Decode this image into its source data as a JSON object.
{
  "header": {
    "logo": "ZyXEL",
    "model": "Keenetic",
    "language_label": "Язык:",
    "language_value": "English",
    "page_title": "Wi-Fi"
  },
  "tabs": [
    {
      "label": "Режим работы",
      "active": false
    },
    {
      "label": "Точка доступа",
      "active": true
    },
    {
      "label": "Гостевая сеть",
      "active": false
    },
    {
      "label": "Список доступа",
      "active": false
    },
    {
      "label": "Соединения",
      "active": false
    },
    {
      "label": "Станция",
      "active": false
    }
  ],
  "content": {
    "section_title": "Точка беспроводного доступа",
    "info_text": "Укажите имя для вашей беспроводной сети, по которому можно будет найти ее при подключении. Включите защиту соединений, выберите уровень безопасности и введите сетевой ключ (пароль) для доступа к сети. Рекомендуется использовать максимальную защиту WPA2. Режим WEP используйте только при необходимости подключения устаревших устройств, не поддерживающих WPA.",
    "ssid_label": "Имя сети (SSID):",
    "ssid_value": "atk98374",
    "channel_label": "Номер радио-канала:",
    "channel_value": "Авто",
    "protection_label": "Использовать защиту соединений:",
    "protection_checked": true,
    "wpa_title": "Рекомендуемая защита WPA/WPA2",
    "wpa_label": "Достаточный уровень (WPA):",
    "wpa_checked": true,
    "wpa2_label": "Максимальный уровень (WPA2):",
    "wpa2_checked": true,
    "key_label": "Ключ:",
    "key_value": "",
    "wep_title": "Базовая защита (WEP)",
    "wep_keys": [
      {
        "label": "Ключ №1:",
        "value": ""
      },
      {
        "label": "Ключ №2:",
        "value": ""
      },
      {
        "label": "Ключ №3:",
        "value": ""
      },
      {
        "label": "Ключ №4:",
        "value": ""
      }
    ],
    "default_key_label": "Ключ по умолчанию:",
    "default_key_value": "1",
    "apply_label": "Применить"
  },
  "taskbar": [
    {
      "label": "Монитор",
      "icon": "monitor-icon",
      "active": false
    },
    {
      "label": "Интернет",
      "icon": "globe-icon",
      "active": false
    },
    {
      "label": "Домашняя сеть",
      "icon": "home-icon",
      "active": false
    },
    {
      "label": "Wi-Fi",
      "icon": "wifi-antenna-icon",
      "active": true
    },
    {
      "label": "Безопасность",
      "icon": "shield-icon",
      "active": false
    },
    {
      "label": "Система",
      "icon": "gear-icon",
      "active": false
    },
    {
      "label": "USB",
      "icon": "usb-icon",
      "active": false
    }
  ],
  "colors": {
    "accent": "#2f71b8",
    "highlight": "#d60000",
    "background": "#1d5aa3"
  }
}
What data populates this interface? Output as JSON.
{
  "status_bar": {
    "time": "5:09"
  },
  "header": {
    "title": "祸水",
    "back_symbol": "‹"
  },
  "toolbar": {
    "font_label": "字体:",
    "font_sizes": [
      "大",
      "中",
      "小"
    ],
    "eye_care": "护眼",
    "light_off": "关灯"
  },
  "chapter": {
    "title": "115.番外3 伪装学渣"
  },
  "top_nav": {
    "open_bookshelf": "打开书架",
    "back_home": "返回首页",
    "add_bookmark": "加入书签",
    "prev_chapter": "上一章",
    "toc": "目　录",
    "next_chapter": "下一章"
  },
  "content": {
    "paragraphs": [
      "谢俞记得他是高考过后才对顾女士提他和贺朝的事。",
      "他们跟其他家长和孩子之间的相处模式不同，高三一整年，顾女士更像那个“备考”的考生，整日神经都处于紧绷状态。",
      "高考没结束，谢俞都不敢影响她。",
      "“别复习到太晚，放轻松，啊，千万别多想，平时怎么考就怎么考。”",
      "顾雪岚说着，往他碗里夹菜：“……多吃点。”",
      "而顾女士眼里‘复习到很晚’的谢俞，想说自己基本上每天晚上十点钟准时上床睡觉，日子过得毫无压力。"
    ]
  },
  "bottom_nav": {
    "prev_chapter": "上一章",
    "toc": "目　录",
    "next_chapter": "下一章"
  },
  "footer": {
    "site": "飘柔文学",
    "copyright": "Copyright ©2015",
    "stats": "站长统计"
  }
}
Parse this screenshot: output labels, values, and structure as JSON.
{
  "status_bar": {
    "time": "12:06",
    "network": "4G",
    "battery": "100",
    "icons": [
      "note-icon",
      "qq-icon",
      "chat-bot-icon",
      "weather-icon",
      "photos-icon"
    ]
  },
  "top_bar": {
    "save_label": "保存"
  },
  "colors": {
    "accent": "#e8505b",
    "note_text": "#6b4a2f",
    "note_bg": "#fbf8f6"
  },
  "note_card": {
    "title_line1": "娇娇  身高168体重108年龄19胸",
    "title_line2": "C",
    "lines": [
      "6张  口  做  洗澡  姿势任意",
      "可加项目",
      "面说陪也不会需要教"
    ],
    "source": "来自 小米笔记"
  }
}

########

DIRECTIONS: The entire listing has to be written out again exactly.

EXERCISE ANSWER:
Decode this image into its source data as a JSON object.
{
  "header": {
    "logo": "ZyXEL",
    "model": "Keenetic",
    "language_label": "Язык:",
    "language_value": "English",
    "page_title": "Wi-Fi"
  },
  "tabs": [
    {
      "label": "Режим работы",
      "active": false
    },
    {
      "label": "Точка доступа",
      "active": true
    },
    {
      "label": "Гостевая сеть",
      "active": false
    },
    {
      "label": "Список доступа",
      "active": false
    },
    {
      "label": "Соединения",
      "active": false
    },
    {
      "label": "Станция",
      "active": false
    }
  ],
  "content": {
    "section_title": "Точка беспроводного доступа",
    "info_text": "Укажите имя для вашей беспроводной сети, по которому можно будет найти ее при подключении. Включите защиту соединений, выберите уровень безопасности и введите сетевой ключ (пароль) для доступа к сети. Рекомендуется использовать максимальную защиту WPA2. Режим WEP используйте только при необходимости подключения устаревших устройств, не поддерживающих WPA.",
    "ssid_label": "Имя сети (SSID):",
    "ssid_value": "atk98374",
    "channel_label": "Номер радио-канала:",
    "channel_value": "Авто",
    "protection_label": "Использовать защиту соединений:",
    "protection_checked": true,
    "wpa_title": "Рекомендуемая защита WPA/WPA2",
    "wpa_label": "Достаточный уровень (WPA):",
    "wpa_checked": true,
    "wpa2_label": "Максимальный уровень (WPA2):",
    "wpa2_checked": true,
    "key_label": "Ключ:",
    "key_value": "",
    "wep_title": "Базовая защита (WEP)",
    "wep_keys": [
      {
        "label": "Ключ №1:",
        "value": ""
      },
      {
        "label": "Ключ №2:",
        "value": ""
      },
      {
        "label": "Ключ №3:",
        "value": ""
      },
      {
        "label": "Ключ №4:",
        "value": ""
      }
    ],
    "default_key_label": "Ключ по умолчанию:",
    "default_key_value": "1",
    "apply_label": "Применить"
  },
  "taskbar": [
    {
      "label": "Монитор",
      "icon": "monitor-icon",
      "active": false
    },
    {
      "label": "Интернет",
      "icon": "globe-icon",
      "active": false
    },
    {
      "label": "Домашняя сеть",
      "icon": "home-icon",
      "active": false
    },
    {
      "label": "Wi-Fi",
      "icon": "wifi-antenna-icon",
      "active": true
    },
    {
      "label": "Безопасность",
      "icon": "shield-icon",
      "active": false
    },
    {
      "label": "Система",
      "icon": "gear-icon",
      "active": false
    },
    {
      "label": "USB",
      "icon": "usb-icon",
      "active": false
    }
  ],
  "colors": {
    "accent": "#2f71b8",
    "highlight": "#d60000",
    "background": "#1d5aa3"
  }
}
What data populates this interface? Output as JSON.
{
  "status_bar": {
    "time": "5:09"
  },
  "header": {
    "title": "祸水",
    "back_symbol": "‹"
  },
  "toolbar": {
    "font_label": "字体:",
    "font_sizes": [
      "大",
      "中",
      "小"
    ],
    "eye_care": "护眼",
    "light_off": "关灯"
  },
  "chapter": {
    "title": "115.番外3 伪装学渣"
  },
  "top_nav": {
    "open_bookshelf": "打开书架",
    "back_home": "返回首页",
    "add_bookmark": "加入书签",
    "prev_chapter": "上一章",
    "toc": "目　录",
    "next_chapter": "下一章"
  },
  "content": {
    "paragraphs": [
      "谢俞记得他是高考过后才对顾女士提他和贺朝的事。",
      "他们跟其他家长和孩子之间的相处模式不同，高三一整年，顾女士更像那个“备考”的考生，整日神经都处于紧绷状态。",
      "高考没结束，谢俞都不敢影响她。",
      "“别复习到太晚，放轻松，啊，千万别多想，平时怎么考就怎么考。”",
      "顾雪岚说着，往他碗里夹菜：“……多吃点。”",
      "而顾女士眼里‘复习到很晚’的谢俞，想说自己基本上每天晚上十点钟准时上床睡觉，日子过得毫无压力。"
    ]
  },
  "bottom_nav": {
    "prev_chapter": "上一章",
    "toc": "目　录",
    "next_chapter": "下一章"
  },
  "footer": {
    "site": "飘柔文学",
    "copyright": "Copyright ©2015",
    "stats": "站长统计"
  }
}
Parse this screenshot: output labels, values, and structure as JSON.
{
  "status_bar": {
    "time": "12:06",
    "network": "4G",
    "battery": "100",
    "icons": [
      "note-icon",
      "qq-icon",
      "chat-bot-icon",
      "weather-icon",
      "photos-icon"
    ]
  },
  "top_bar": {
    "save_label": "保存"
  },
  "colors": {
    "accent": "#e8505b",
    "note_text": "#6b4a2f",
    "note_bg": "#fbf8f6"
  },
  "note_card": {
    "title_line1": "娇娇  身高168体重108年龄19胸",
    "title_line2": "C",
    "lines": [
      "6张  口  做  洗澡  姿势任意",
      "可加项目",
      "面说陪也不会需要教"
    ],
    "source": "来自 小米笔记"
  }
}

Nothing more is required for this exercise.